Trout fishing in New Hampshire is in every type and color from a graceful multi-colored brook trout, a jumping rainbow trout or feisty brown trout, there is a pond or stream within a decent driving distance for most anglers professional or novice.
New Hampshire is home to a number of trout ponds that are managed strictly for trout and are closed to ice fishing. Lucas Pond it Northwood is an example. Ponds managed for trout may be stocked with one or more species, with age classes ranging from yearlings (8-12 inches) to 2-year olds (12-15 inches), with weights up to 1-1.5 pounds!
There is over 12,000 miles of stocked trout rivers and streams available for anglers provided by the state's successful and generous fish stocking program. Wild trout do exist and just awaiting for the angler who is willing to take a walk through uncharted forests to get to them with nearly 50 remote trout ponds that New Hampshire Fish and Game annually stocks with fingerlings via helicopter. These fingerling brook trout often grow to 8-10 inches by their second growing season, and it's not unusual to pull in a monster 15 inches or longer. Trophy, remote-pond brook trout (three or more years old, some in excess of 17 inches) can be caught in select backcountry waters for the serious.
For all the record holding fish in New Hampshire that didn't get away Click Here
Below is a chart of lakes and ponds stocked with Trout and open year round.
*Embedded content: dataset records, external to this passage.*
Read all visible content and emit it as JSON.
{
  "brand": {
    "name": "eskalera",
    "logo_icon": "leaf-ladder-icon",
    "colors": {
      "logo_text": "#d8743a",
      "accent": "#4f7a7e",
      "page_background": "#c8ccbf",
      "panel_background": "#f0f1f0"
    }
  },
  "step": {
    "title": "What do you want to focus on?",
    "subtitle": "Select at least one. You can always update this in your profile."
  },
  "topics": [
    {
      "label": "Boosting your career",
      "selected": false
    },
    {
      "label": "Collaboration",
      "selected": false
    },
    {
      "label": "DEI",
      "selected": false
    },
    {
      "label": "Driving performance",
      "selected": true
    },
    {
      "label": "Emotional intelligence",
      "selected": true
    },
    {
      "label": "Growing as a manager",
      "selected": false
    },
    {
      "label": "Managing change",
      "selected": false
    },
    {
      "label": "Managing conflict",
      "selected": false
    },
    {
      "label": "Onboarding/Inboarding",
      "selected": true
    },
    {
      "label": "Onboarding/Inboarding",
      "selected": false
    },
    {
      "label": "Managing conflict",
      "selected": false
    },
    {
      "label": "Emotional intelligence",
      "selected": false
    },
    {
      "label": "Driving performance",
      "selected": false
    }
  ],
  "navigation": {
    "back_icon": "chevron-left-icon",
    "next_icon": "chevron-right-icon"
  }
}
NH Lakes and Ponds Stocked with Trout and Open Year Round
SO we have always heard about the "fish that got away" . You know like the 58 pound small mouth bass or the 30 foot long pike. Well here is the official list of fish that did NOT get away--at least not until they were recorded.
The NH Fish and Game Department maintains a listing of State Record fish dating back to 1911, That was the year A. Val Woodruff’s caught a 9 lb., 25.5 in. Brook Trout in Pleasant Lake, New London. That record still stands to this day. The State looks at 35 freshwater and 14 saltwater / anadromous fish species.
New Hampshire has 2 opportunities to compete for "largest fish" caught in state waters -- the NH State Record and Trophy Fish programs. There is no age requirement. By entering, you also provide valuable information for fisheries biologists.